Assigned task:
All lines holding the word "active" should be located in the records and copied.

⁂

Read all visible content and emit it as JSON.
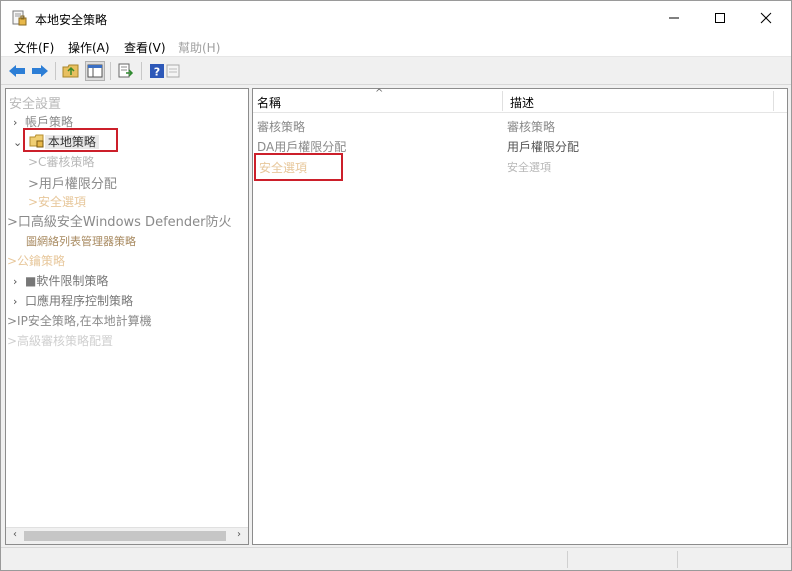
{
  "window": {
    "title": "本地安全策略",
    "controls": {
      "minimize": "—",
      "maximize": "☐",
      "close": "✕"
    }
  },
  "menu": [
    {
      "label": "文件(F)",
      "enabled": true
    },
    {
      "label": "操作(A)",
      "enabled": true
    },
    {
      "label": "查看(V)",
      "enabled": true
    },
    {
      "label": "幫助(H)",
      "enabled": false
    }
  ],
  "toolbar": {
    "buttons": [
      "back-icon",
      "forward-icon",
      "up-folder-icon",
      "show-hide-tree-icon",
      "export-list-icon",
      "help-icon",
      "properties-icon"
    ]
  },
  "tree": {
    "root": "安全設置",
    "items": [
      {
        "label": "帳戶策略",
        "arrow": "›"
      },
      {
        "label": "本地策略",
        "arrow": "⌄"
      },
      {
        "label": ">C審核策略"
      },
      {
        "label": ">用戶權限分配"
      },
      {
        "label": ">安全選項"
      },
      {
        "label": ">口高級安全Windows Defender防火"
      },
      {
        "label": "圖網絡列表管理器策略"
      },
      {
        "label": ">公鑰策略"
      },
      {
        "label": "■軟件限制策略",
        "arrow": "›"
      },
      {
        "label": "口應用程序控制策略",
        "arrow": "›"
      },
      {
        "label": ">IP安全策略,在本地計算機"
      },
      {
        "label": ">高級審核策略配置"
      }
    ]
  },
  "list": {
    "columns": [
      "名稱",
      "描述"
    ],
    "rows": [
      {
        "name": "審核策略",
        "desc": "審核策略"
      },
      {
        "name": "DA用戶權限分配",
        "desc": "用戶權限分配"
      },
      {
        "name": "安全選項",
        "desc": "安全選項"
      }
    ]
  },
  "colors": {
    "highlight": "#cc1f2a",
    "selection": "#e8e8e8"
  }
}
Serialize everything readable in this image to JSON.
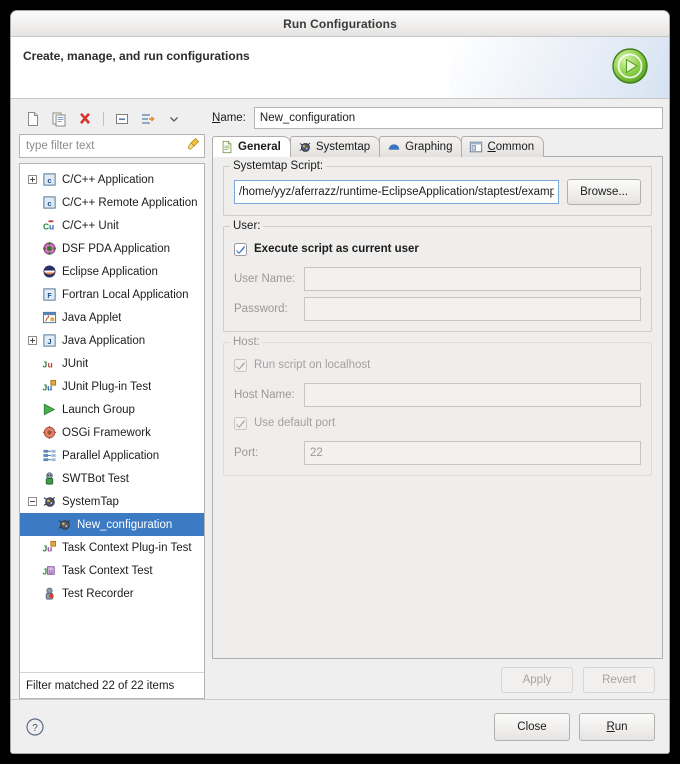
{
  "window": {
    "title": "Run Configurations"
  },
  "banner": {
    "title": "Create, manage, and run configurations",
    "icon": "run-launch-icon"
  },
  "left_panel": {
    "toolbar": [
      {
        "name": "new-configuration-icon",
        "label": "New launch configuration"
      },
      {
        "name": "duplicate-configuration-icon",
        "label": "Duplicate launch configuration"
      },
      {
        "name": "delete-configuration-icon",
        "label": "Delete selected launch configuration"
      },
      {
        "name": "collapse-all-icon",
        "label": "Collapse All"
      },
      {
        "name": "filter-configurations-icon",
        "label": "Filter launch configurations"
      },
      {
        "name": "view-menu-chevron-icon",
        "label": "View Menu"
      }
    ],
    "filter": {
      "placeholder": "type filter text",
      "value": "",
      "clear_icon": "clear-filter-broom-icon"
    },
    "tree": [
      {
        "label": "C/C++ Application",
        "icon": "c-application-icon",
        "twisty": "plus",
        "indent": 0,
        "selected": false
      },
      {
        "label": "C/C++ Remote Application",
        "icon": "c-application-icon",
        "twisty": "none",
        "indent": 1,
        "selected": false
      },
      {
        "label": "C/C++ Unit",
        "icon": "cunit-icon",
        "twisty": "none",
        "indent": 1,
        "selected": false
      },
      {
        "label": "DSF PDA Application",
        "icon": "dsf-pda-icon",
        "twisty": "none",
        "indent": 1,
        "selected": false
      },
      {
        "label": "Eclipse Application",
        "icon": "eclipse-icon",
        "twisty": "none",
        "indent": 1,
        "selected": false
      },
      {
        "label": "Fortran Local Application",
        "icon": "fortran-icon",
        "twisty": "none",
        "indent": 1,
        "selected": false
      },
      {
        "label": "Java Applet",
        "icon": "java-applet-icon",
        "twisty": "none",
        "indent": 1,
        "selected": false
      },
      {
        "label": "Java Application",
        "icon": "java-application-icon",
        "twisty": "plus",
        "indent": 0,
        "selected": false
      },
      {
        "label": "JUnit",
        "icon": "junit-icon",
        "twisty": "none",
        "indent": 1,
        "selected": false
      },
      {
        "label": "JUnit Plug-in Test",
        "icon": "junit-plugin-icon",
        "twisty": "none",
        "indent": 1,
        "selected": false
      },
      {
        "label": "Launch Group",
        "icon": "launch-group-icon",
        "twisty": "none",
        "indent": 1,
        "selected": false
      },
      {
        "label": "OSGi Framework",
        "icon": "osgi-icon",
        "twisty": "none",
        "indent": 1,
        "selected": false
      },
      {
        "label": "Parallel Application",
        "icon": "parallel-application-icon",
        "twisty": "none",
        "indent": 1,
        "selected": false
      },
      {
        "label": "SWTBot Test",
        "icon": "swtbot-icon",
        "twisty": "none",
        "indent": 1,
        "selected": false
      },
      {
        "label": "SystemTap",
        "icon": "systemtap-icon",
        "twisty": "minus",
        "indent": 0,
        "selected": false
      },
      {
        "label": "New_configuration",
        "icon": "systemtap-icon",
        "twisty": "none",
        "indent": 2,
        "selected": true
      },
      {
        "label": "Task Context Plug-in Test",
        "icon": "task-context-plugin-icon",
        "twisty": "none",
        "indent": 1,
        "selected": false
      },
      {
        "label": "Task Context Test",
        "icon": "task-context-icon",
        "twisty": "none",
        "indent": 1,
        "selected": false
      },
      {
        "label": "Test Recorder",
        "icon": "test-recorder-icon",
        "twisty": "none",
        "indent": 1,
        "selected": false
      }
    ],
    "status": "Filter matched 22 of 22 items"
  },
  "right_panel": {
    "name_label": "Name:",
    "name_label_mnemonic": "N",
    "name_value": "New_configuration",
    "tabs": [
      {
        "label": "General",
        "icon": "general-document-icon",
        "active": true
      },
      {
        "label": "Systemtap",
        "icon": "systemtap-icon",
        "active": false
      },
      {
        "label": "Graphing",
        "icon": "graphing-icon",
        "active": false
      },
      {
        "label": "Common",
        "icon": "common-window-icon",
        "active": false,
        "mnemonic": "C"
      }
    ],
    "script_group": {
      "legend": "Systemtap Script:",
      "value": "/home/yyz/aferrazz/runtime-EclipseApplication/staptest/example.st",
      "browse_label": "Browse..."
    },
    "user_group": {
      "legend": "User:",
      "checkbox_label": "Execute script as current user",
      "checkbox_checked": true,
      "checkbox_enabled": true,
      "fields": [
        {
          "label": "User Name:",
          "value": "",
          "enabled": false
        },
        {
          "label": "Password:",
          "value": "",
          "enabled": false
        }
      ]
    },
    "host_group": {
      "legend": "Host:",
      "enabled": false,
      "localhost_checkbox_label": "Run script on localhost",
      "localhost_checked": true,
      "host_name_label": "Host Name:",
      "host_name_value": "",
      "default_port_checkbox_label": "Use default port",
      "default_port_checked": true,
      "port_label": "Port:",
      "port_value": "22"
    },
    "apply_label": "Apply",
    "apply_enabled": false,
    "revert_label": "Revert",
    "revert_enabled": false
  },
  "footer": {
    "help_icon": "help-question-icon",
    "close_label": "Close",
    "run_label": "Run",
    "run_mnemonic": "R"
  },
  "colors": {
    "selection_blue": "#3c7ac4",
    "window_bg": "#f0eff0",
    "field_focus_border": "#7aa7d8",
    "run_green": "#5cb536"
  }
}
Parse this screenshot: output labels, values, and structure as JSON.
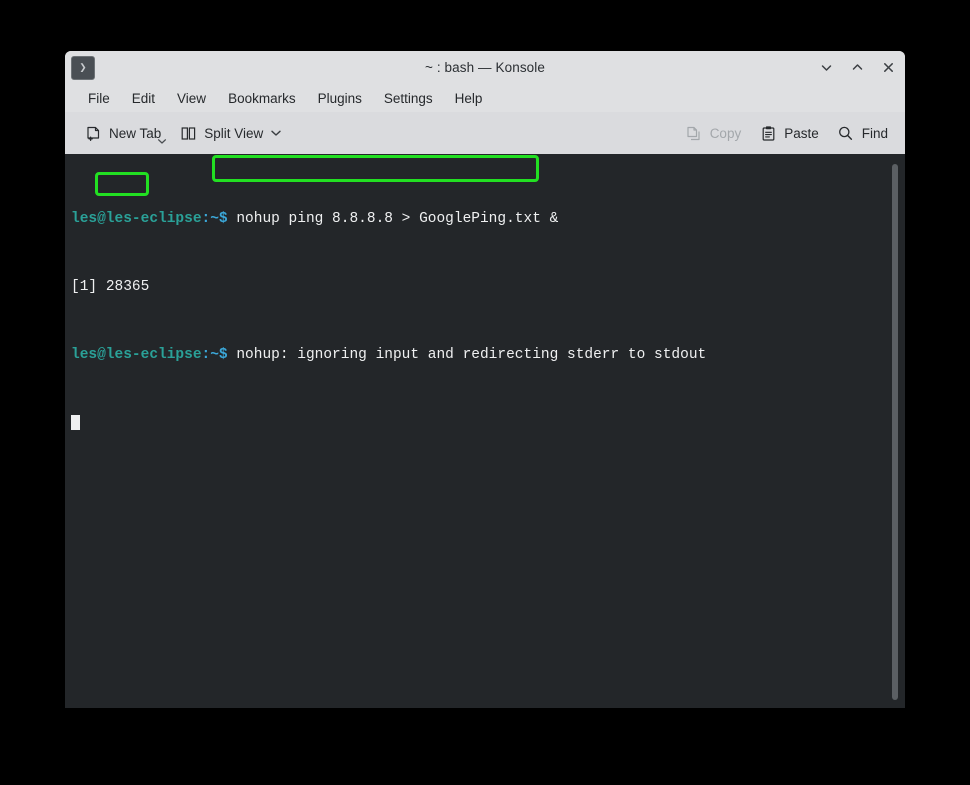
{
  "window": {
    "title": "~ : bash — Konsole",
    "app_icon": "konsole-prompt-icon",
    "buttons": {
      "minimize": "minimize",
      "maximize": "maximize",
      "close": "close"
    }
  },
  "menubar": {
    "items": [
      {
        "label": "File"
      },
      {
        "label": "Edit"
      },
      {
        "label": "View"
      },
      {
        "label": "Bookmarks"
      },
      {
        "label": "Plugins"
      },
      {
        "label": "Settings"
      },
      {
        "label": "Help"
      }
    ]
  },
  "toolbar": {
    "new_tab_label": "New Tab",
    "split_view_label": "Split View",
    "copy_label": "Copy",
    "paste_label": "Paste",
    "find_label": "Find",
    "copy_enabled": false
  },
  "terminal": {
    "background_color": "#232629",
    "foreground_color": "#eff0f1",
    "prompt_user_color": "#2aa198",
    "prompt_path_color": "#3ba7d8",
    "lines": [
      {
        "prompt_user": "les@les-eclipse",
        "prompt_path": ":~$",
        "command": " nohup ping 8.8.8.8 > GooglePing.txt &"
      },
      {
        "job": "[1] ",
        "pid": "28365"
      },
      {
        "prompt_user": "les@les-eclipse",
        "prompt_path": ":~$",
        "output": " nohup: ignoring input and redirecting stderr to stdout"
      }
    ],
    "cursor": "block"
  },
  "annotations": {
    "highlight_color": "#22e022",
    "boxes": [
      {
        "name": "command-highlight",
        "target": "nohup ping 8.8.8.8 > GooglePing.txt &"
      },
      {
        "name": "pid-highlight",
        "target": "28365"
      }
    ]
  }
}
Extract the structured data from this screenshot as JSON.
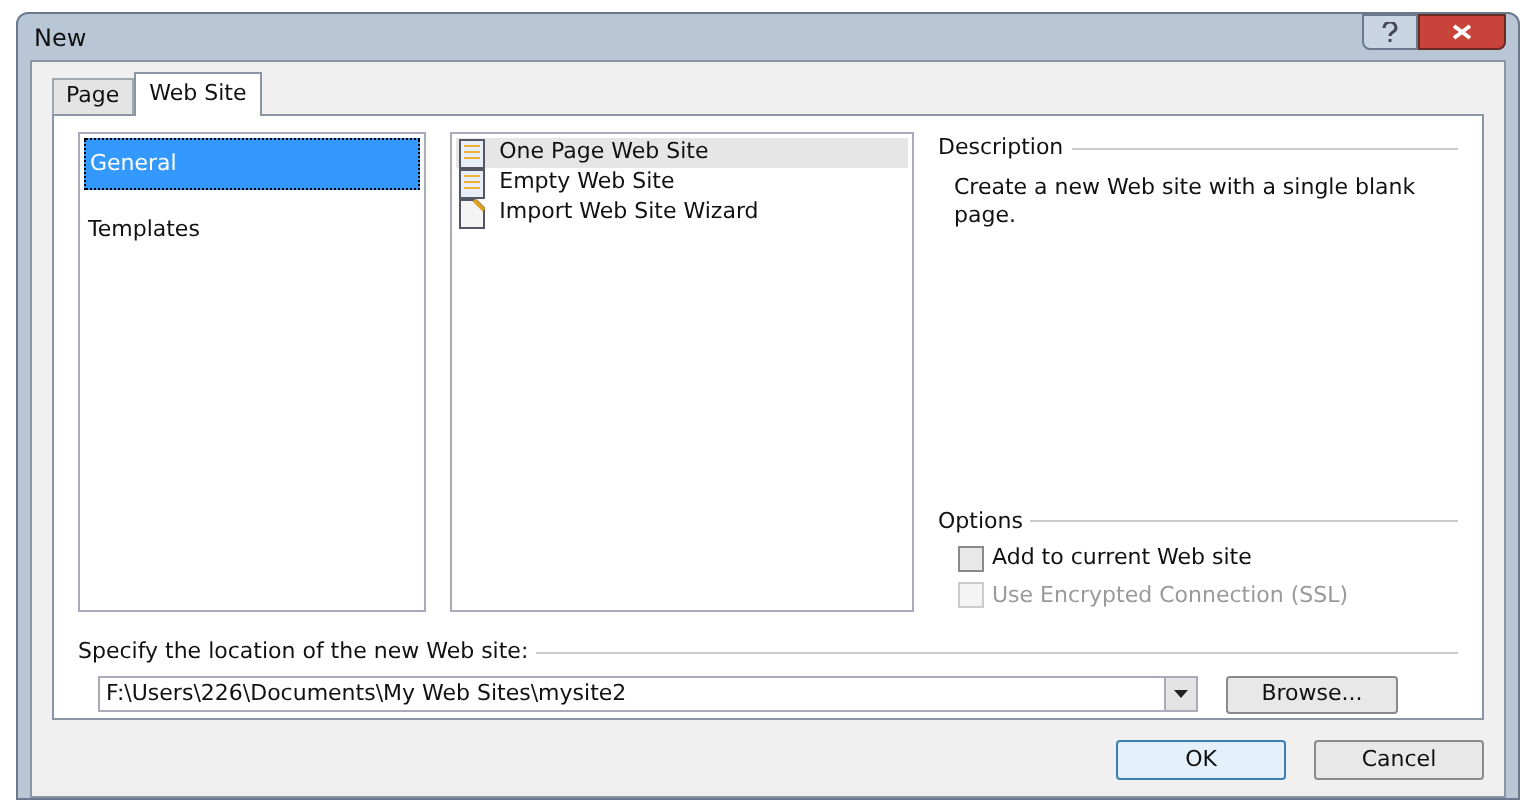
{
  "window": {
    "title": "New"
  },
  "tabs": [
    {
      "label": "Page",
      "selected": false
    },
    {
      "label": "Web Site",
      "selected": true
    }
  ],
  "categories": [
    {
      "label": "General",
      "selected": true
    },
    {
      "label": "Templates",
      "selected": false
    }
  ],
  "templates": [
    {
      "label": "One Page Web Site",
      "selected": true,
      "kind": "page"
    },
    {
      "label": "Empty Web Site",
      "selected": false,
      "kind": "page"
    },
    {
      "label": "Import Web Site Wizard",
      "selected": false,
      "kind": "wizard"
    }
  ],
  "description": {
    "heading": "Description",
    "text": "Create a new Web site with a single blank page."
  },
  "options": {
    "heading": "Options",
    "items": [
      {
        "label": "Add to current Web site",
        "checked": false,
        "disabled": false
      },
      {
        "label": "Use Encrypted Connection (SSL)",
        "checked": false,
        "disabled": true
      }
    ]
  },
  "location": {
    "label": "Specify the location of the new Web site:",
    "value": "F:\\Users\\226\\Documents\\My Web Sites\\mysite2",
    "browse": "Browse..."
  },
  "buttons": [
    {
      "label": "OK",
      "default": true
    },
    {
      "label": "Cancel",
      "default": false
    }
  ]
}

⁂

Solution to this exercise:
        "active": true
        "active": false
        "active": false
        "active": false,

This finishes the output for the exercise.